• Task brief
Give back every line of the material below that has the string "true".

....

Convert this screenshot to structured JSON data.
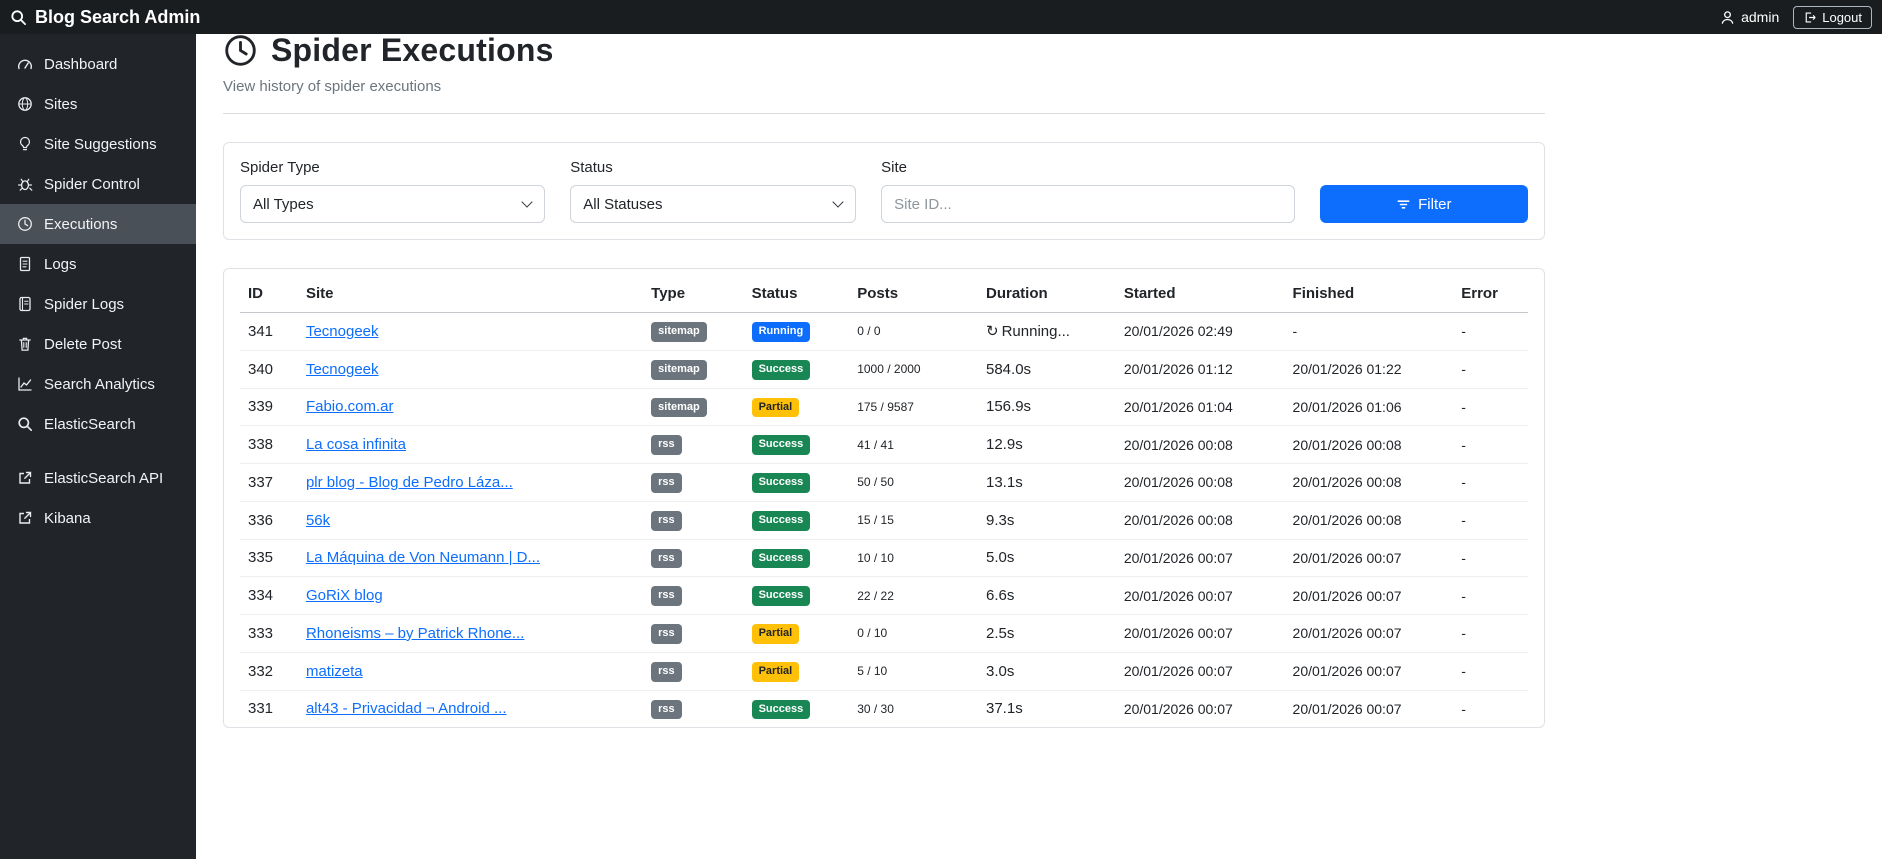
{
  "navbar": {
    "brand": "Blog Search Admin",
    "user": "admin",
    "logout_label": "Logout"
  },
  "sidebar": {
    "items": [
      {
        "label": "Dashboard",
        "icon": "speedometer",
        "active": false
      },
      {
        "label": "Sites",
        "icon": "globe",
        "active": false
      },
      {
        "label": "Site Suggestions",
        "icon": "lightbulb",
        "active": false
      },
      {
        "label": "Spider Control",
        "icon": "bug",
        "active": false
      },
      {
        "label": "Executions",
        "icon": "clock",
        "active": true
      },
      {
        "label": "Logs",
        "icon": "file",
        "active": false
      },
      {
        "label": "Spider Logs",
        "icon": "journal",
        "active": false
      },
      {
        "label": "Delete Post",
        "icon": "trash",
        "active": false
      },
      {
        "label": "Search Analytics",
        "icon": "graph",
        "active": false
      },
      {
        "label": "ElasticSearch",
        "icon": "search",
        "active": false
      },
      {
        "label": "ElasticSearch API",
        "icon": "external",
        "active": false,
        "divider_before": true
      },
      {
        "label": "Kibana",
        "icon": "external",
        "active": false
      }
    ]
  },
  "page": {
    "title": "Spider Executions",
    "subtitle": "View history of spider executions"
  },
  "filters": {
    "spider_type_label": "Spider Type",
    "spider_type_value": "All Types",
    "status_label": "Status",
    "status_value": "All Statuses",
    "site_label": "Site",
    "site_placeholder": "Site ID...",
    "filter_button": "Filter"
  },
  "colors": {
    "accent": "#0d6efd",
    "type_badge": "#6c757d",
    "status": {
      "Running": "#0d6efd",
      "Success": "#198754",
      "Partial": "#ffc107"
    },
    "status_text": {
      "Running": "#ffffff",
      "Success": "#ffffff",
      "Partial": "#212529"
    }
  },
  "table": {
    "columns": [
      "ID",
      "Site",
      "Type",
      "Status",
      "Posts",
      "Duration",
      "Started",
      "Finished",
      "Error"
    ],
    "rows": [
      {
        "id": "341",
        "site": "Tecnogeek",
        "type": "sitemap",
        "status": "Running",
        "posts": "0 / 0",
        "duration": "Running...",
        "running": true,
        "started": "20/01/2026 02:49",
        "finished": "-",
        "error": "-"
      },
      {
        "id": "340",
        "site": "Tecnogeek",
        "type": "sitemap",
        "status": "Success",
        "posts": "1000 / 2000",
        "duration": "584.0s",
        "running": false,
        "started": "20/01/2026 01:12",
        "finished": "20/01/2026 01:22",
        "error": "-"
      },
      {
        "id": "339",
        "site": "Fabio.com.ar",
        "type": "sitemap",
        "status": "Partial",
        "posts": "175 / 9587",
        "duration": "156.9s",
        "running": false,
        "started": "20/01/2026 01:04",
        "finished": "20/01/2026 01:06",
        "error": "-"
      },
      {
        "id": "338",
        "site": "La cosa infinita",
        "type": "rss",
        "status": "Success",
        "posts": "41 / 41",
        "duration": "12.9s",
        "running": false,
        "started": "20/01/2026 00:08",
        "finished": "20/01/2026 00:08",
        "error": "-"
      },
      {
        "id": "337",
        "site": "plr blog - Blog de Pedro Láza...",
        "type": "rss",
        "status": "Success",
        "posts": "50 / 50",
        "duration": "13.1s",
        "running": false,
        "started": "20/01/2026 00:08",
        "finished": "20/01/2026 00:08",
        "error": "-"
      },
      {
        "id": "336",
        "site": "56k",
        "type": "rss",
        "status": "Success",
        "posts": "15 / 15",
        "duration": "9.3s",
        "running": false,
        "started": "20/01/2026 00:08",
        "finished": "20/01/2026 00:08",
        "error": "-"
      },
      {
        "id": "335",
        "site": "La Máquina de Von Neumann | D...",
        "type": "rss",
        "status": "Success",
        "posts": "10 / 10",
        "duration": "5.0s",
        "running": false,
        "started": "20/01/2026 00:07",
        "finished": "20/01/2026 00:07",
        "error": "-"
      },
      {
        "id": "334",
        "site": "GoRiX blog",
        "type": "rss",
        "status": "Success",
        "posts": "22 / 22",
        "duration": "6.6s",
        "running": false,
        "started": "20/01/2026 00:07",
        "finished": "20/01/2026 00:07",
        "error": "-"
      },
      {
        "id": "333",
        "site": "Rhoneisms – by Patrick Rhone...",
        "type": "rss",
        "status": "Partial",
        "posts": "0 / 10",
        "duration": "2.5s",
        "running": false,
        "started": "20/01/2026 00:07",
        "finished": "20/01/2026 00:07",
        "error": "-"
      },
      {
        "id": "332",
        "site": "matizeta",
        "type": "rss",
        "status": "Partial",
        "posts": "5 / 10",
        "duration": "3.0s",
        "running": false,
        "started": "20/01/2026 00:07",
        "finished": "20/01/2026 00:07",
        "error": "-"
      },
      {
        "id": "331",
        "site": "alt43 - Privacidad ¬ Android ...",
        "type": "rss",
        "status": "Success",
        "posts": "30 / 30",
        "duration": "37.1s",
        "running": false,
        "started": "20/01/2026 00:07",
        "finished": "20/01/2026 00:07",
        "error": "-"
      }
    ]
  }
}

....

• Result for this exercise
        "active": true
        "divider_before": true
        "running": true,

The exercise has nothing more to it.